The hymn Amazing Grace is a Christian hymn published in 1779 by Anglican clergyman John Newton. The words came from a personal experience when he had a supernatural encounter that changed the course of his life.

Newton grew up with no religious conviction and had a life formed by many twist and turns. Newton was conscripted into the royal navy and after leaving the force he joined the Atlantic slave trade. However, the event that marked the change in the life of Newton came in 1748, when a violent storm battered his vessels off the coast of County Donegal, Ireland.

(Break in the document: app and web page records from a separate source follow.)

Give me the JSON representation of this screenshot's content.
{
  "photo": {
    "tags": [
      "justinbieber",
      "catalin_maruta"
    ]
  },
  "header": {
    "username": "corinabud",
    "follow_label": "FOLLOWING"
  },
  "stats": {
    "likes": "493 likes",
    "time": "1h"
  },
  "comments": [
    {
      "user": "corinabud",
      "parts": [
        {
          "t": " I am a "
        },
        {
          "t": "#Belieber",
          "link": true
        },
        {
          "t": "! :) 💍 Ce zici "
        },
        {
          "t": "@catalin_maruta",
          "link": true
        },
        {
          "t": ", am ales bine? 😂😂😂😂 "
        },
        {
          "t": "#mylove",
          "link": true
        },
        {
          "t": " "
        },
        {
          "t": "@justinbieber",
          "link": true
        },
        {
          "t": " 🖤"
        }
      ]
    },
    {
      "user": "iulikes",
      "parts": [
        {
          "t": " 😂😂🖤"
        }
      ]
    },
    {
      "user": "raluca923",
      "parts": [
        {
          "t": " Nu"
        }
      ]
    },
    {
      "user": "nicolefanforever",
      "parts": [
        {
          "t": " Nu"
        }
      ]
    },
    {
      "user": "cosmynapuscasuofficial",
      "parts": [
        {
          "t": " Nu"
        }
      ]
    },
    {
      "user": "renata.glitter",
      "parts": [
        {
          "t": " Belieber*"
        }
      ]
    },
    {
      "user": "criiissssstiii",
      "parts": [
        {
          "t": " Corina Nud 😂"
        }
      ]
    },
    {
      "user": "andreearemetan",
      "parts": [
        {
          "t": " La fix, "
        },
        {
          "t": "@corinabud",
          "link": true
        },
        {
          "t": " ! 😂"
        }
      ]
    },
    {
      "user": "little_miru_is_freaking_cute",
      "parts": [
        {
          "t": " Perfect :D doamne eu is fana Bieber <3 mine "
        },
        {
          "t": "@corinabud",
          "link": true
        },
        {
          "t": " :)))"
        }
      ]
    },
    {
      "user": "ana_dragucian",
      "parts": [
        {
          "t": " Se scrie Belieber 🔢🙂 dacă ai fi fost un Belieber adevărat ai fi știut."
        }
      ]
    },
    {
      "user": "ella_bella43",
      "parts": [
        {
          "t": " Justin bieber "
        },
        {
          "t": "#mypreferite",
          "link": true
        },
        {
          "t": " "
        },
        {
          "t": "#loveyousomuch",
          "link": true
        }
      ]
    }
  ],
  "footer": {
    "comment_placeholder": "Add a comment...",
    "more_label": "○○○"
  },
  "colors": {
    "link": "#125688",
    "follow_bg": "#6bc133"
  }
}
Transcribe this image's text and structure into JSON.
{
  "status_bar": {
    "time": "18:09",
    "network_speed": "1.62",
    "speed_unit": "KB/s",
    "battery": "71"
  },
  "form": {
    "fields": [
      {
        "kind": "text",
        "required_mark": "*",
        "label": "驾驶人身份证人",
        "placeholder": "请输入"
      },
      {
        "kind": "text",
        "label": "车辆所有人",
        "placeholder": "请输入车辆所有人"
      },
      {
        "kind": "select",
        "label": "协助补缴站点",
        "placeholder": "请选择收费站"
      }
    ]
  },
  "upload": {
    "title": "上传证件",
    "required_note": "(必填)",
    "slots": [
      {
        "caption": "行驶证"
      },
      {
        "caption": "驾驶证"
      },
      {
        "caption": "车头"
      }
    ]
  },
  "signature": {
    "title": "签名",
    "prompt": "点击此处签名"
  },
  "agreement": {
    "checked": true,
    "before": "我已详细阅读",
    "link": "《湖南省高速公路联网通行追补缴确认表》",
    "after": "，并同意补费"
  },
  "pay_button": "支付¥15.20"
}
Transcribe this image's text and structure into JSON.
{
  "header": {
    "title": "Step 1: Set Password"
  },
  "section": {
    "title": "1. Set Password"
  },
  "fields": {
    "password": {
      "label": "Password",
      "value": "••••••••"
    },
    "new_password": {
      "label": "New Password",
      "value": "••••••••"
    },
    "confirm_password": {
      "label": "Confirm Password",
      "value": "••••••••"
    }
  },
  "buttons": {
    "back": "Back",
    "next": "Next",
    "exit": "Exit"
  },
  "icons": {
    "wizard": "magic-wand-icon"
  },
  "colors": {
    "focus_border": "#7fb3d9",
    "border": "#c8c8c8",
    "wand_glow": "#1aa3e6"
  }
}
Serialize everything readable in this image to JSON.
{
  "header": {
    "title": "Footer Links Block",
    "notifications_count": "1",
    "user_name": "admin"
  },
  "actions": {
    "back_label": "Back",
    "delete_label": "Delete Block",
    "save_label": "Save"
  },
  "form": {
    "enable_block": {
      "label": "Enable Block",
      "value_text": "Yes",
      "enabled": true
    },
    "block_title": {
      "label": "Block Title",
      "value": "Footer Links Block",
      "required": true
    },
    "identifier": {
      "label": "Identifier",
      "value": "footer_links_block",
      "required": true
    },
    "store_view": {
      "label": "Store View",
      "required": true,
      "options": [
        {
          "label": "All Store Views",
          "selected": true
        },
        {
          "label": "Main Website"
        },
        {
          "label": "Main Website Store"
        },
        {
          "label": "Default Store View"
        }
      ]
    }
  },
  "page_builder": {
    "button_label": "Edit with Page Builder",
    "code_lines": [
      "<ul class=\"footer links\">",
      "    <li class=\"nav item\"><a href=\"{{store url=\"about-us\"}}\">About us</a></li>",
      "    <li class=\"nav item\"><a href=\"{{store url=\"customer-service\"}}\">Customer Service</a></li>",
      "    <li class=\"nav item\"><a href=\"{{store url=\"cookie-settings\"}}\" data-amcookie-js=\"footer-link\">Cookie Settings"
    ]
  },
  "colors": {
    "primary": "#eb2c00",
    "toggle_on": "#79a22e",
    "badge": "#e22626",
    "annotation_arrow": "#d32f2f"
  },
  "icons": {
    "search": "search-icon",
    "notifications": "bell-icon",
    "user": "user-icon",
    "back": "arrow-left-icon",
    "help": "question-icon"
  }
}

The storm was so severe that for fear of losing his life and everything that he had built, Newton went on his knees and called out to God. That was the beginning of his spiritual journey and when he ended his seafaring in 1764, he immediately picked up an interest in Christian theology.

In 1764, he was ordained in the church of England and he became the curate of Olney, Buckenshire. There he began to write hymns alongside William Cowper, who was also a poet. Many might not know, but ‘Amazing Grace’ was inspired by a sermon on new year's day of 1773. There is no known fact that the music came with accompanying verse, but there is a possibility that the congregation merely chanted it. The hymn saw the publicity it deserved in 1779 when it was printed in Newton and Cowper's Olney Hymns. However, the obscurity surrounding hymns soon put it back in the dust, especially in England. Amazing grace is one hymn that carries the message of the gospel quite well and it describes the forgiveness and redemption of sins from the view of a merciful God that loves, no matter what. And so in the 19th century, the hymn was used extensively during the great awakening. There are about 20 melodies associated with it and the most popular of it all that is still widely used today is the tune used in 1835, which is called "new Britain." The hymn is now seen as an emblematic African American spiritual with influence in folk music.